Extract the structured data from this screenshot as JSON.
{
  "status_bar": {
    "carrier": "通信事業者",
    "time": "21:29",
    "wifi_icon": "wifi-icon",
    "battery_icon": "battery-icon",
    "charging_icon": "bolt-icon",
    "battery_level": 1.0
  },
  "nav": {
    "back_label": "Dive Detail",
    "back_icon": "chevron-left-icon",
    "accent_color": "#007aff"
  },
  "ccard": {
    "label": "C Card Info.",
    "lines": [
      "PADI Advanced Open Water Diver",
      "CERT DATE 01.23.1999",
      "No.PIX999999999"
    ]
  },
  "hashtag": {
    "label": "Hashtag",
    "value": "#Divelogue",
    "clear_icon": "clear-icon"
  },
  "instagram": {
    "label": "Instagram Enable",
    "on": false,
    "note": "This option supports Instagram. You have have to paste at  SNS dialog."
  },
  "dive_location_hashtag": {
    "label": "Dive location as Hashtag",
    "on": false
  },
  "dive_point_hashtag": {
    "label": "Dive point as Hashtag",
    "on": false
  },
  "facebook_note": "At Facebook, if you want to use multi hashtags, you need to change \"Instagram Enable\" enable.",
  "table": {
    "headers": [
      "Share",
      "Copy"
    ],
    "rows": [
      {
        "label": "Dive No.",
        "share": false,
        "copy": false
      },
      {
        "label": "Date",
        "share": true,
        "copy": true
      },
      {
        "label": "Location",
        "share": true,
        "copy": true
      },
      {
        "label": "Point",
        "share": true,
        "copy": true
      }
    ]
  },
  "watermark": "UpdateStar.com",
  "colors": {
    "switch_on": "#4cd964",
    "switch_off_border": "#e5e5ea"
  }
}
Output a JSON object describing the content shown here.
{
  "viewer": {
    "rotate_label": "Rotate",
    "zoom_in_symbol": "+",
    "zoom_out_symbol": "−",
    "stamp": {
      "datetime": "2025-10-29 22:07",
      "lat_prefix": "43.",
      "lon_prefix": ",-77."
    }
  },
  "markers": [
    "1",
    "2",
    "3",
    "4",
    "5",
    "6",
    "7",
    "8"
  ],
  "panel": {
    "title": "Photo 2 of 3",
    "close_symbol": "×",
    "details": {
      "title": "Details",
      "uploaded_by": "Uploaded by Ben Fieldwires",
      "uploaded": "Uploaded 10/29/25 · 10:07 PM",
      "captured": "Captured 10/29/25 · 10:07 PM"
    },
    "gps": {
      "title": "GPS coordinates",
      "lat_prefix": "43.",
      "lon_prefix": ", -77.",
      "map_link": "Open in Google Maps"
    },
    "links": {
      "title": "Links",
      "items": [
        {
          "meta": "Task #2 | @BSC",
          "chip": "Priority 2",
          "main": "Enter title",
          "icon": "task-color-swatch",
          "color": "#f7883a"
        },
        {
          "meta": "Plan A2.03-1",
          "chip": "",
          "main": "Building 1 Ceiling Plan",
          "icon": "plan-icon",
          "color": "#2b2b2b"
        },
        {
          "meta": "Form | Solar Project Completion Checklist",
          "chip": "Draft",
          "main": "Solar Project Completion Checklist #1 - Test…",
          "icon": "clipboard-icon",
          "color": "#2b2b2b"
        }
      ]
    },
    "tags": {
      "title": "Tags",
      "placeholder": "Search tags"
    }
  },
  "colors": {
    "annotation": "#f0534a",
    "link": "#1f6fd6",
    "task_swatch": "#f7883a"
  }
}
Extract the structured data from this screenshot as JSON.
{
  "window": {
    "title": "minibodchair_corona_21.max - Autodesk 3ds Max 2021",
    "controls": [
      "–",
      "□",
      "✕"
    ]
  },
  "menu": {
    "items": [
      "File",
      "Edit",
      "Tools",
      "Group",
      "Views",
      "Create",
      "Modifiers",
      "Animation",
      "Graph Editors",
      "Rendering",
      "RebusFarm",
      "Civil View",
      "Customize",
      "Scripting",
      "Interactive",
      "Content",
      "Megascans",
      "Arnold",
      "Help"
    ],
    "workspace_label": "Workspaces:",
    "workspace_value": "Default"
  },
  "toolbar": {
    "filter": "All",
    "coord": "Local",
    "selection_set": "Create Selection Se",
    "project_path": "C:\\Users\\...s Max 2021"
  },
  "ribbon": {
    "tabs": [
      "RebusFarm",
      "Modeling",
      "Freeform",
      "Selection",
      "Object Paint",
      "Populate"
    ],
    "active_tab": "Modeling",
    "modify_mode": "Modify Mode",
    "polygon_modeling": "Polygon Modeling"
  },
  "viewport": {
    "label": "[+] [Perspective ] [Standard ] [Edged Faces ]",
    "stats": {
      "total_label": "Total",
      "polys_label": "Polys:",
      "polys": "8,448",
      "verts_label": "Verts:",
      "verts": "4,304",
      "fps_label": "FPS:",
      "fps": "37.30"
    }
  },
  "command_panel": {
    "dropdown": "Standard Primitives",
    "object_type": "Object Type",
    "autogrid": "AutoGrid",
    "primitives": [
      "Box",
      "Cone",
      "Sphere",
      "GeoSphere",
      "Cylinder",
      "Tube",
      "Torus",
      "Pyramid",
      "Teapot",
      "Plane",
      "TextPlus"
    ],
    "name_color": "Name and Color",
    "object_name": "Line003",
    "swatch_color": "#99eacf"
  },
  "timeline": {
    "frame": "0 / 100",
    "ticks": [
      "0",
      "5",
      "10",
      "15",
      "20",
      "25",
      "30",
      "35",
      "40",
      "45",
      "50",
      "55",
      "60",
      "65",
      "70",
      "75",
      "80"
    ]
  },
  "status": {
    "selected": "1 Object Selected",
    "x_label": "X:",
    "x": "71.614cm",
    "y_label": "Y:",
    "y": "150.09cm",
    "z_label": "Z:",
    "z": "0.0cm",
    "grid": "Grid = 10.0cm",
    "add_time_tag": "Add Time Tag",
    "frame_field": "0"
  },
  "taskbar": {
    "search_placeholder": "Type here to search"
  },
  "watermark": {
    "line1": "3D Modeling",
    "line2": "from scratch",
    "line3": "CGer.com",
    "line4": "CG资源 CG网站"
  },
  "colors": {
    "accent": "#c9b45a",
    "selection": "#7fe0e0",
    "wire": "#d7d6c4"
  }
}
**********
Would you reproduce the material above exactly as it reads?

Extract the structured data from this screenshot as JSON.
{
  "status_bar": {
    "carrier": "通信事業者",
    "time": "21:29",
    "wifi_icon": "wifi-icon",
    "battery_icon": "battery-icon",
    "charging_icon": "bolt-icon",
    "battery_level": 1.0
  },
  "nav": {
    "back_label": "Dive Detail",
    "back_icon": "chevron-left-icon",
    "accent_color": "#007aff"
  },
  "ccard": {
    "label": "C Card Info.",
    "lines": [
      "PADI Advanced Open Water Diver",
      "CERT DATE 01.23.1999",
      "No.PIX999999999"
    ]
  },
  "hashtag": {
    "label": "Hashtag",
    "value": "#Divelogue",
    "clear_icon": "clear-icon"
  },
  "instagram": {
    "label": "Instagram Enable",
    "on": false,
    "note": "This option supports Instagram. You have have to paste at  SNS dialog."
  },
  "dive_location_hashtag": {
    "label": "Dive location as Hashtag",
    "on": false
  },
  "dive_point_hashtag": {
    "label": "Dive point as Hashtag",
    "on": false
  },
  "facebook_note": "At Facebook, if you want to use multi hashtags, you need to change \"Instagram Enable\" enable.",
  "table": {
    "headers": [
      "Share",
      "Copy"
    ],
    "rows": [
      {
        "label": "Dive No.",
        "share": false,
        "copy": false
      },
      {
        "label": "Date",
        "share": true,
        "copy": true
      },
      {
        "label": "Location",
        "share": true,
        "copy": true
      },
      {
        "label": "Point",
        "share": true,
        "copy": true
      }
    ]
  },
  "watermark": "UpdateStar.com",
  "colors": {
    "switch_on": "#4cd964",
    "switch_off_border": "#e5e5ea"
  }
}
Output a JSON object describing the content shown here.
{
  "viewer": {
    "rotate_label": "Rotate",
    "zoom_in_symbol": "+",
    "zoom_out_symbol": "−",
    "stamp": {
      "datetime": "2025-10-29 22:07",
      "lat_prefix": "43.",
      "lon_prefix": ",-77."
    }
  },
  "markers": [
    "1",
    "2",
    "3",
    "4",
    "5",
    "6",
    "7",
    "8"
  ],
  "panel": {
    "title": "Photo 2 of 3",
    "close_symbol": "×",
    "details": {
      "title": "Details",
      "uploaded_by": "Uploaded by Ben Fieldwires",
      "uploaded": "Uploaded 10/29/25 · 10:07 PM",
      "captured": "Captured 10/29/25 · 10:07 PM"
    },
    "gps": {
      "title": "GPS coordinates",
      "lat_prefix": "43.",
      "lon_prefix": ", -77.",
      "map_link": "Open in Google Maps"
    },
    "links": {
      "title": "Links",
      "items": [
        {
          "meta": "Task #2 | @BSC",
          "chip": "Priority 2",
          "main": "Enter title",
          "icon": "task-color-swatch",
          "color": "#f7883a"
        },
        {
          "meta": "Plan A2.03-1",
          "chip": "",
          "main": "Building 1 Ceiling Plan",
          "icon": "plan-icon",
          "color": "#2b2b2b"
        },
        {
          "meta": "Form | Solar Project Completion Checklist",
          "chip": "Draft",
          "main": "Solar Project Completion Checklist #1 - Test…",
          "icon": "clipboard-icon",
          "color": "#2b2b2b"
        }
      ]
    },
    "tags": {
      "title": "Tags",
      "placeholder": "Search tags"
    }
  },
  "colors": {
    "annotation": "#f0534a",
    "link": "#1f6fd6",
    "task_swatch": "#f7883a"
  }
}
Extract the structured data from this screenshot as JSON.
{
  "window": {
    "title": "minibodchair_corona_21.max - Autodesk 3ds Max 2021",
    "controls": [
      "–",
      "□",
      "✕"
    ]
  },
  "menu": {
    "items": [
      "File",
      "Edit",
      "Tools",
      "Group",
      "Views",
      "Create",
      "Modifiers",
      "Animation",
      "Graph Editors",
      "Rendering",
      "RebusFarm",
      "Civil View",
      "Customize",
      "Scripting",
      "Interactive",
      "Content",
      "Megascans",
      "Arnold",
      "Help"
    ],
    "workspace_label": "Workspaces:",
    "workspace_value": "Default"
  },
  "toolbar": {
    "filter": "All",
    "coord": "Local",
    "selection_set": "Create Selection Se",
    "project_path": "C:\\Users\\...s Max 2021"
  },
  "ribbon": {
    "tabs": [
      "RebusFarm",
      "Modeling",
      "Freeform",
      "Selection",
      "Object Paint",
      "Populate"
    ],
    "active_tab": "Modeling",
    "modify_mode": "Modify Mode",
    "polygon_modeling": "Polygon Modeling"
  },
  "viewport": {
    "label": "[+] [Perspective ] [Standard ] [Edged Faces ]",
    "stats": {
      "total_label": "Total",
      "polys_label": "Polys:",
      "polys": "8,448",
      "verts_label": "Verts:",
      "verts": "4,304",
      "fps_label": "FPS:",
      "fps": "37.30"
    }
  },
  "command_panel": {
    "dropdown": "Standard Primitives",
    "object_type": "Object Type",
    "autogrid": "AutoGrid",
    "primitives": [
      "Box",
      "Cone",
      "Sphere",
      "GeoSphere",
      "Cylinder",
      "Tube",
      "Torus",
      "Pyramid",
      "Teapot",
      "Plane",
      "TextPlus"
    ],
    "name_color": "Name and Color",
    "object_name": "Line003",
    "swatch_color": "#99eacf"
  },
  "timeline": {
    "frame": "0 / 100",
    "ticks": [
      "0",
      "5",
      "10",
      "15",
      "20",
      "25",
      "30",
      "35",
      "40",
      "45",
      "50",
      "55",
      "60",
      "65",
      "70",
      "75",
      "80"
    ]
  },
  "status": {
    "selected": "1 Object Selected",
    "x_label": "X:",
    "x": "71.614cm",
    "y_label": "Y:",
    "y": "150.09cm",
    "z_label": "Z:",
    "z": "0.0cm",
    "grid": "Grid = 10.0cm",
    "add_time_tag": "Add Time Tag",
    "frame_field": "0"
  },
  "taskbar": {
    "search_placeholder": "Type here to search"
  },
  "watermark": {
    "line1": "3D Modeling",
    "line2": "from scratch",
    "line3": "CGer.com",
    "line4": "CG资源 CG网站"
  },
  "colors": {
    "accent": "#c9b45a",
    "selection": "#7fe0e0",
    "wire": "#d7d6c4"
  }
}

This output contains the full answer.